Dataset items
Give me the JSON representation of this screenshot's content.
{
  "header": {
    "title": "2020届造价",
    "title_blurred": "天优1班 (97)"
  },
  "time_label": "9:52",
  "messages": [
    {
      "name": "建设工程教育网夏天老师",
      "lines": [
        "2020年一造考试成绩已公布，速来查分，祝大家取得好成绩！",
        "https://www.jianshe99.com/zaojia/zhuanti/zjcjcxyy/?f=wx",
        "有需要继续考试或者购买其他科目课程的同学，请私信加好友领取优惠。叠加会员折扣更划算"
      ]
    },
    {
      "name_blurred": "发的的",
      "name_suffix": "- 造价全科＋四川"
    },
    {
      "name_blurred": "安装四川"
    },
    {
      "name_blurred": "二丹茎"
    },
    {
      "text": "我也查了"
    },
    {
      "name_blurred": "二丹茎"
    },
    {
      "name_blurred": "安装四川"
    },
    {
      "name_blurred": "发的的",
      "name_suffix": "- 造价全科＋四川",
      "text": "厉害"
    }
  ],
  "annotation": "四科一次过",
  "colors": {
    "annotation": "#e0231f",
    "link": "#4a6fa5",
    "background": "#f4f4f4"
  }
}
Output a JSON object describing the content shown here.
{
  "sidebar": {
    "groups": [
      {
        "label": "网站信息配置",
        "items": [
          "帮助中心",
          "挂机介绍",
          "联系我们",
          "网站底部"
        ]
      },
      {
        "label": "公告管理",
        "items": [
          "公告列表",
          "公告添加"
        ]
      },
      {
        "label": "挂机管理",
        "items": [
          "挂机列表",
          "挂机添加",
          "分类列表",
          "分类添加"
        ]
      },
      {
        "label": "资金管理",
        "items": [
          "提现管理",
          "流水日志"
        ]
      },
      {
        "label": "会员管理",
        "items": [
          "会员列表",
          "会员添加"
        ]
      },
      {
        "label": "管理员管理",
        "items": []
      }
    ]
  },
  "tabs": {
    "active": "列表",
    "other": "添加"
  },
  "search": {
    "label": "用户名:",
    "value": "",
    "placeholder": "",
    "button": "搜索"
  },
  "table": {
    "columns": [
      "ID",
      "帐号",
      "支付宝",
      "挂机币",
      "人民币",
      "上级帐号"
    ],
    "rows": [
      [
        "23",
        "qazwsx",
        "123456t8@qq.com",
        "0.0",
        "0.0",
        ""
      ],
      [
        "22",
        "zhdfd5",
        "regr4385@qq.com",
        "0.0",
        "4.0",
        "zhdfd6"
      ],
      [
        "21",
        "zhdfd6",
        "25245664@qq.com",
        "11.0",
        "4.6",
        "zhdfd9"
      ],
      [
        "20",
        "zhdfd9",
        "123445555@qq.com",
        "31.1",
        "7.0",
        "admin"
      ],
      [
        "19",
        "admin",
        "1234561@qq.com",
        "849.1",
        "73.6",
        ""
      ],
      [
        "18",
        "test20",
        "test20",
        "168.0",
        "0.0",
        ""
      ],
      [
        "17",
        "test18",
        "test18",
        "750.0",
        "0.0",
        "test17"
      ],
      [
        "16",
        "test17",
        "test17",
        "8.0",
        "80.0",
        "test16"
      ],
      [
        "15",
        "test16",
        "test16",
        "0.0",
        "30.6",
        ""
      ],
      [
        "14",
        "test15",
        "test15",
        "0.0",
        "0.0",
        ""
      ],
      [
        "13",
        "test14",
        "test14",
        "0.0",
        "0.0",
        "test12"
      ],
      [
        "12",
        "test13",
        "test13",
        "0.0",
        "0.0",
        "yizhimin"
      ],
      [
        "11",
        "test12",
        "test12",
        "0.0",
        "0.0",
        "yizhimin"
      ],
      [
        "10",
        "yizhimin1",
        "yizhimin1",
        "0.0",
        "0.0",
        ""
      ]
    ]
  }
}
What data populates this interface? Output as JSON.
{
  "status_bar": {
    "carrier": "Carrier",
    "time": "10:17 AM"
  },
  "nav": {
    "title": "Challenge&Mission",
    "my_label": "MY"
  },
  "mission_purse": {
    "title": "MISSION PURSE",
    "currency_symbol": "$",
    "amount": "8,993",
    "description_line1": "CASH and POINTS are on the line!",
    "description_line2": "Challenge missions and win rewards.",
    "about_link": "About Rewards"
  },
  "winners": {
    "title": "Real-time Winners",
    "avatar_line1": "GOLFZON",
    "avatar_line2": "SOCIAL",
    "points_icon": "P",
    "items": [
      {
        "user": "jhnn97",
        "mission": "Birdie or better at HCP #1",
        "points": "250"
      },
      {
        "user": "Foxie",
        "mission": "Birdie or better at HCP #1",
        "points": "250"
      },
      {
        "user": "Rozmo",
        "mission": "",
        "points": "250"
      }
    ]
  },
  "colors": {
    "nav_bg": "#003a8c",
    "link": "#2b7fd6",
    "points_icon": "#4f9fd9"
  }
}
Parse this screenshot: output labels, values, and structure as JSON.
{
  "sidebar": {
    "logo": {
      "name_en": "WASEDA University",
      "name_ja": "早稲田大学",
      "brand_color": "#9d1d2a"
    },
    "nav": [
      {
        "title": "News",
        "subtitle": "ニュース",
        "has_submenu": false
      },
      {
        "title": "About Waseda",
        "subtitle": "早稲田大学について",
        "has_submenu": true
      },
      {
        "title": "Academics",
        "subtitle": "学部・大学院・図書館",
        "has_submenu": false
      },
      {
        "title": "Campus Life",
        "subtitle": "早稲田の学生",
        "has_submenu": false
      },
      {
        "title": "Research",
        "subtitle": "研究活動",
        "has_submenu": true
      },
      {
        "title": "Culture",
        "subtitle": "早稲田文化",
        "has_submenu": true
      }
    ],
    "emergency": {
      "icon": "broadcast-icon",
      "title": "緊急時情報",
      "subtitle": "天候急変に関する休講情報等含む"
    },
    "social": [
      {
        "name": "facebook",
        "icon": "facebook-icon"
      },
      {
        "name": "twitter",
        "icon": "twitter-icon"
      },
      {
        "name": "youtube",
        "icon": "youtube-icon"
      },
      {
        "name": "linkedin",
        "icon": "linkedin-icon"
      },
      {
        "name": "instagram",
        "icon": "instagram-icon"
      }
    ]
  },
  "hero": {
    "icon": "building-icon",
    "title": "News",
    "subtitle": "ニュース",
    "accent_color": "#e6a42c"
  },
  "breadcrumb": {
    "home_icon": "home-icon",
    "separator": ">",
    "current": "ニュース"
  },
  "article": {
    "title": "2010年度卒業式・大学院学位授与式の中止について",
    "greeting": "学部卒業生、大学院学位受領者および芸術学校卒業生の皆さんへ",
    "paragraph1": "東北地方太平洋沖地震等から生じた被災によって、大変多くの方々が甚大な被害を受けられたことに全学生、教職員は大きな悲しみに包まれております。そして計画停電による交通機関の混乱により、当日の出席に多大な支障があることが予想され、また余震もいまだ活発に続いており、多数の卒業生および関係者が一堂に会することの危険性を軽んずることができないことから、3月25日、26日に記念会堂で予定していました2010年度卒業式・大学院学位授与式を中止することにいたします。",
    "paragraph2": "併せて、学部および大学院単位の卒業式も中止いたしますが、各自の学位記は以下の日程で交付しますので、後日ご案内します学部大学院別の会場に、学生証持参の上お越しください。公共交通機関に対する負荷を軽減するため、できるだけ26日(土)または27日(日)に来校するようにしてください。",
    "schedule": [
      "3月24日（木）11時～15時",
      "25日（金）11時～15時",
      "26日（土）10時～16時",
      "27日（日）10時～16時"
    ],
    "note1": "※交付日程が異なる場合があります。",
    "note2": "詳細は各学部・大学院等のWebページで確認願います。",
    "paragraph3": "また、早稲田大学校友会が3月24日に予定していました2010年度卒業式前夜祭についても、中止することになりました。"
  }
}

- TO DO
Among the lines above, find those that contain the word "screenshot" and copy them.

- RESPONSE BELOW
Give me the JSON representation of this screenshot's content.
Parse this screenshot: output labels, values, and structure as JSON.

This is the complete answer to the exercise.